Records from a data source:
*** Block opens ***

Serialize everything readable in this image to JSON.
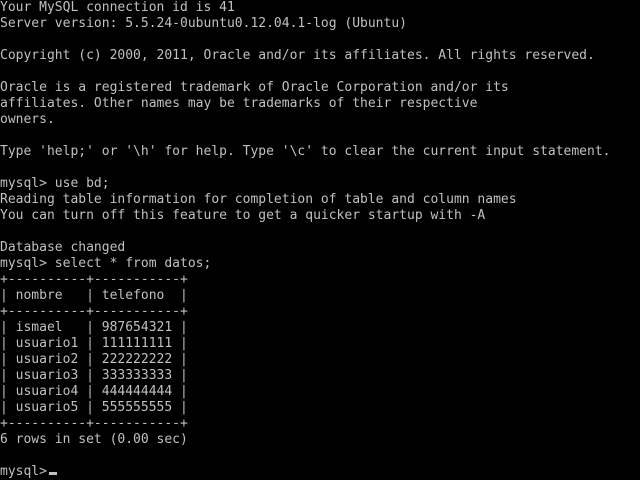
{
  "terminal": {
    "background": "#000000",
    "foreground": "#c0c0c0",
    "lines": [
      "Your MySQL connection id is 41",
      "Server version: 5.5.24-0ubuntu0.12.04.1-log (Ubuntu)",
      "",
      "Copyright (c) 2000, 2011, Oracle and/or its affiliates. All rights reserved.",
      "",
      "Oracle is a registered trademark of Oracle Corporation and/or its",
      "affiliates. Other names may be trademarks of their respective",
      "owners.",
      "",
      "Type 'help;' or '\\h' for help. Type '\\c' to clear the current input statement.",
      "",
      "mysql> use bd;",
      "Reading table information for completion of table and column names",
      "You can turn off this feature to get a quicker startup with -A",
      "",
      "Database changed",
      "mysql> select * from datos;",
      "+----------+-----------+",
      "| nombre   | telefono  |",
      "+----------+-----------+",
      "| ismael   | 987654321 |",
      "| usuario1 | 111111111 |",
      "| usuario2 | 222222222 |",
      "| usuario3 | 333333333 |",
      "| usuario4 | 444444444 |",
      "| usuario5 | 555555555 |",
      "+----------+-----------+",
      "6 rows in set (0.00 sec)",
      ""
    ],
    "prompt": "mysql>"
  }
}
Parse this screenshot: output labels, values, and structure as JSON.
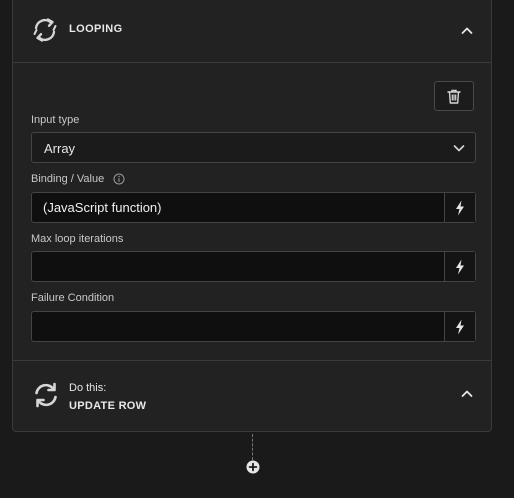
{
  "loop_step": {
    "title": "LOOPING",
    "icon": "refresh-cycle-icon",
    "collapse_icon": "chevron-up-icon"
  },
  "form": {
    "delete_icon": "trash-icon",
    "input_type": {
      "label": "Input type",
      "value": "Array"
    },
    "binding": {
      "label": "Binding / Value",
      "value": "(JavaScript function)"
    },
    "max_iterations": {
      "label": "Max loop iterations",
      "value": ""
    },
    "failure_condition": {
      "label": "Failure Condition",
      "value": ""
    }
  },
  "child_step": {
    "label": "Do this:",
    "action": "UPDATE ROW",
    "icon": "sync-icon"
  },
  "add_step_icon": "plus-circle-icon",
  "colors": {
    "background": "#1a1a1a",
    "card": "#222222",
    "border": "#3a3a3a",
    "input_bg": "#0f0f0f"
  }
}
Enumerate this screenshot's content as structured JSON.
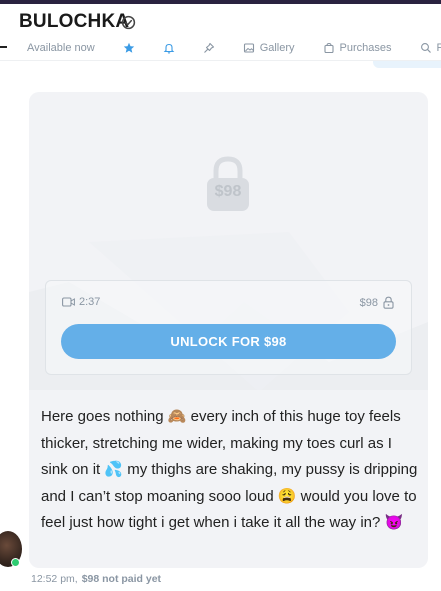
{
  "header": {
    "name": "BULOCHKA",
    "status": "Available now"
  },
  "toolbar": {
    "gallery": "Gallery",
    "purchases": "Purchases",
    "search_partial": "F"
  },
  "media": {
    "lock_price": "$98",
    "duration": "2:37",
    "price": "$98",
    "unlock_label": "UNLOCK FOR $98"
  },
  "message": {
    "text": "Here goes nothing 🙈 every inch of this huge toy feels thicker, stretching me wider, making my toes curl as I sink on it 💦 my thighs are shaking, my pussy is dripping and I can’t stop moaning sooo loud 😩 would you love to feel just how tight i get when i take it all the way in? 😈",
    "time": "12:52 pm,",
    "price_note": "$98 not paid yet"
  },
  "colors": {
    "accent": "#64afe8",
    "online": "#2ecc71",
    "muted": "#8a96a3",
    "bubble": "#f2f3f6"
  },
  "icons": [
    "check-circle-icon",
    "star-icon",
    "bell-icon",
    "pin-icon",
    "image-icon",
    "bag-icon",
    "search-icon",
    "lock-icon",
    "video-icon"
  ]
}
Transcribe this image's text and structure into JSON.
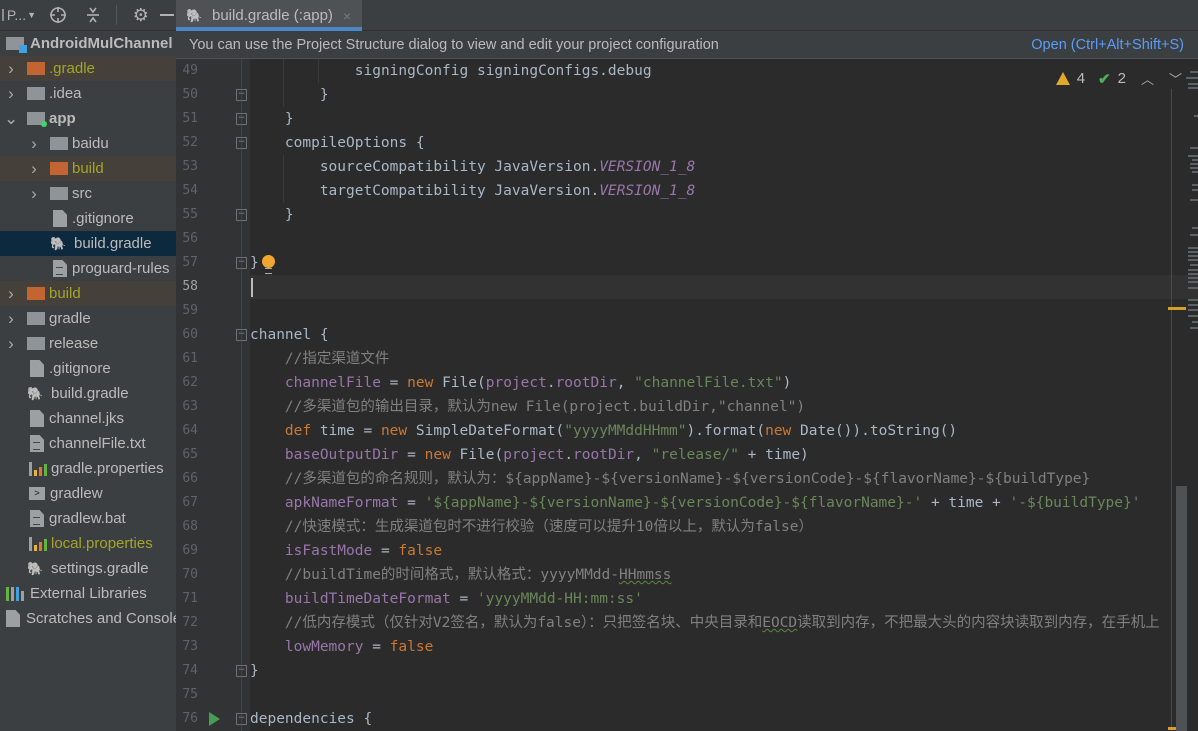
{
  "toolbar": {
    "project_selector": "P...",
    "icons": [
      "locate-icon",
      "collapse-all-icon",
      "settings-gear-icon",
      "hide-icon"
    ]
  },
  "tree": [
    {
      "label": "AndroidMulChannel",
      "depth": 0,
      "type": "module-root",
      "bold": true
    },
    {
      "label": ".gradle",
      "depth": 0,
      "type": "folder-orange",
      "chevron": "right",
      "excluded": true
    },
    {
      "label": ".idea",
      "depth": 0,
      "type": "folder",
      "chevron": "right"
    },
    {
      "label": "app",
      "depth": 0,
      "type": "folder-module",
      "chevron": "down",
      "bold": true
    },
    {
      "label": "baidu",
      "depth": 1,
      "type": "folder",
      "chevron": "right"
    },
    {
      "label": "build",
      "depth": 1,
      "type": "folder-orange",
      "chevron": "right",
      "excluded": true
    },
    {
      "label": "src",
      "depth": 1,
      "type": "folder",
      "chevron": "right"
    },
    {
      "label": ".gitignore",
      "depth": 1,
      "type": "file-ignore"
    },
    {
      "label": "build.gradle",
      "depth": 1,
      "type": "gradle",
      "selected": true
    },
    {
      "label": "proguard-rules",
      "depth": 1,
      "type": "file-text"
    },
    {
      "label": "build",
      "depth": 0,
      "type": "folder-orange",
      "chevron": "right",
      "excluded": true
    },
    {
      "label": "gradle",
      "depth": 0,
      "type": "folder",
      "chevron": "right"
    },
    {
      "label": "release",
      "depth": 0,
      "type": "folder",
      "chevron": "right"
    },
    {
      "label": ".gitignore",
      "depth": 0,
      "type": "file-ignore"
    },
    {
      "label": "build.gradle",
      "depth": 0,
      "type": "gradle"
    },
    {
      "label": "channel.jks",
      "depth": 0,
      "type": "file-unknown"
    },
    {
      "label": "channelFile.txt",
      "depth": 0,
      "type": "file-text"
    },
    {
      "label": "gradle.properties",
      "depth": 0,
      "type": "properties"
    },
    {
      "label": "gradlew",
      "depth": 0,
      "type": "terminal"
    },
    {
      "label": "gradlew.bat",
      "depth": 0,
      "type": "file-text"
    },
    {
      "label": "local.properties",
      "depth": 0,
      "type": "properties",
      "yellow": true
    },
    {
      "label": "settings.gradle",
      "depth": 0,
      "type": "gradle"
    },
    {
      "label": "External Libraries",
      "depth": -1,
      "type": "libraries"
    },
    {
      "label": "Scratches and Consoles",
      "depth": -1,
      "type": "scratches"
    }
  ],
  "tab": {
    "label": "build.gradle (:app)",
    "close": "×"
  },
  "banner": {
    "message": "You can use the Project Structure dialog to view and edit your project configuration",
    "link": "Open (Ctrl+Alt+Shift+S)"
  },
  "inspection": {
    "warnings": "4",
    "weak_warnings": "2",
    "up": "^",
    "down": "⌄"
  },
  "editor": {
    "current_line": 58,
    "lines": [
      {
        "n": 49,
        "indent": 3,
        "seg": [
          [
            "signingConfig signingConfigs.debug",
            ""
          ]
        ]
      },
      {
        "n": 50,
        "indent": 2,
        "fold": "end",
        "seg": [
          [
            "}",
            ""
          ]
        ]
      },
      {
        "n": 51,
        "indent": 1,
        "fold": "end",
        "seg": [
          [
            "}",
            ""
          ]
        ]
      },
      {
        "n": 52,
        "indent": 1,
        "fold": "start",
        "seg": [
          [
            "compileOptions {",
            ""
          ]
        ]
      },
      {
        "n": 53,
        "indent": 2,
        "seg": [
          [
            "sourceCompatibility JavaVersion.",
            ""
          ],
          [
            "VERSION_1_8",
            "const"
          ]
        ]
      },
      {
        "n": 54,
        "indent": 2,
        "seg": [
          [
            "targetCompatibility JavaVersion.",
            ""
          ],
          [
            "VERSION_1_8",
            "const"
          ]
        ]
      },
      {
        "n": 55,
        "indent": 1,
        "fold": "end",
        "seg": [
          [
            "}",
            ""
          ]
        ]
      },
      {
        "n": 56,
        "indent": 0,
        "seg": []
      },
      {
        "n": 57,
        "indent": 0,
        "fold": "end",
        "bulb": true,
        "seg": [
          [
            "}",
            ""
          ]
        ]
      },
      {
        "n": 58,
        "indent": 0,
        "caret": true,
        "seg": []
      },
      {
        "n": 59,
        "indent": 0,
        "seg": []
      },
      {
        "n": 60,
        "indent": 0,
        "fold": "start",
        "seg": [
          [
            "channel {",
            ""
          ]
        ]
      },
      {
        "n": 61,
        "indent": 1,
        "seg": [
          [
            "//指定渠道文件",
            "cmt"
          ]
        ]
      },
      {
        "n": 62,
        "indent": 1,
        "seg": [
          [
            "channelFile",
            "prop"
          ],
          [
            " = ",
            ""
          ],
          [
            "new",
            "kw"
          ],
          [
            " File(",
            ""
          ],
          [
            "project",
            "prop"
          ],
          [
            ".",
            ""
          ],
          [
            "rootDir",
            "prop"
          ],
          [
            ", ",
            ""
          ],
          [
            "\"channelFile.txt\"",
            "str"
          ],
          [
            ")",
            ""
          ]
        ]
      },
      {
        "n": 63,
        "indent": 1,
        "seg": [
          [
            "//多渠道包的输出目录，默认为new File(project.buildDir,\"channel\")",
            "cmt"
          ]
        ]
      },
      {
        "n": 64,
        "indent": 1,
        "seg": [
          [
            "def",
            "kw"
          ],
          [
            " time = ",
            ""
          ],
          [
            "new",
            "kw"
          ],
          [
            " SimpleDateFormat(",
            ""
          ],
          [
            "\"yyyyMMddHHmm\"",
            "str"
          ],
          [
            ").format(",
            ""
          ],
          [
            "new",
            "kw"
          ],
          [
            " Date()).toString()",
            ""
          ]
        ]
      },
      {
        "n": 65,
        "indent": 1,
        "seg": [
          [
            "baseOutputDir",
            "prop"
          ],
          [
            " = ",
            ""
          ],
          [
            "new",
            "kw"
          ],
          [
            " File(",
            ""
          ],
          [
            "project",
            "prop"
          ],
          [
            ".",
            ""
          ],
          [
            "rootDir",
            "prop"
          ],
          [
            ", ",
            ""
          ],
          [
            "\"release/\"",
            "str"
          ],
          [
            " + time)",
            ""
          ]
        ]
      },
      {
        "n": 66,
        "indent": 1,
        "seg": [
          [
            "//多渠道包的命名规则，默认为：${appName}-${versionName}-${versionCode}-${flavorName}-${buildType}",
            "cmt"
          ]
        ]
      },
      {
        "n": 67,
        "indent": 1,
        "seg": [
          [
            "apkNameFormat",
            "prop"
          ],
          [
            " = ",
            ""
          ],
          [
            "'${appName}-${versionName}-${versionCode}-${flavorName}-'",
            "str"
          ],
          [
            " + time + ",
            ""
          ],
          [
            "'-${buildType}'",
            "str"
          ]
        ]
      },
      {
        "n": 68,
        "indent": 1,
        "seg": [
          [
            "//快速模式：生成渠道包时不进行校验（速度可以提升10倍以上，默认为false）",
            "cmt"
          ]
        ]
      },
      {
        "n": 69,
        "indent": 1,
        "seg": [
          [
            "isFastMode",
            "prop"
          ],
          [
            " = ",
            ""
          ],
          [
            "false",
            "kw"
          ]
        ]
      },
      {
        "n": 70,
        "indent": 1,
        "seg": [
          [
            "//buildTime的时间格式，默认格式：yyyyMMdd-",
            "cmt"
          ],
          [
            "HHmmss",
            "cmt typo"
          ]
        ]
      },
      {
        "n": 71,
        "indent": 1,
        "seg": [
          [
            "buildTimeDateFormat",
            "prop"
          ],
          [
            " = ",
            ""
          ],
          [
            "'yyyyMMdd-HH:mm:ss'",
            "str"
          ]
        ]
      },
      {
        "n": 72,
        "indent": 1,
        "seg": [
          [
            "//低内存模式（仅针对V2签名，默认为false）：只把签名块、中央目录和",
            "cmt"
          ],
          [
            "EOCD",
            "cmt typo"
          ],
          [
            "读取到内存，不把最大头的内容块读取到内存，在手机上",
            "cmt"
          ]
        ]
      },
      {
        "n": 73,
        "indent": 1,
        "seg": [
          [
            "lowMemory",
            "prop"
          ],
          [
            " = ",
            ""
          ],
          [
            "false",
            "kw"
          ]
        ]
      },
      {
        "n": 74,
        "indent": 0,
        "fold": "end",
        "seg": [
          [
            "}",
            ""
          ]
        ]
      },
      {
        "n": 75,
        "indent": 0,
        "seg": []
      },
      {
        "n": 76,
        "indent": 0,
        "fold": "start",
        "run": true,
        "seg": [
          [
            "dependencies {",
            ""
          ]
        ]
      }
    ]
  },
  "colors": {
    "accent": "#4a88c7",
    "link": "#589df6",
    "keyword": "#cc7832",
    "property": "#9876aa",
    "string": "#6a8759",
    "comment": "#808080",
    "warning": "#e0a92b",
    "ok": "#4eae5b"
  }
}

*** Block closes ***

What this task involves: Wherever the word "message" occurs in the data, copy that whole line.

Reply to the task:
  "message": {
    "message": "You can use the Project Structure dialog to view and edit your project configuration",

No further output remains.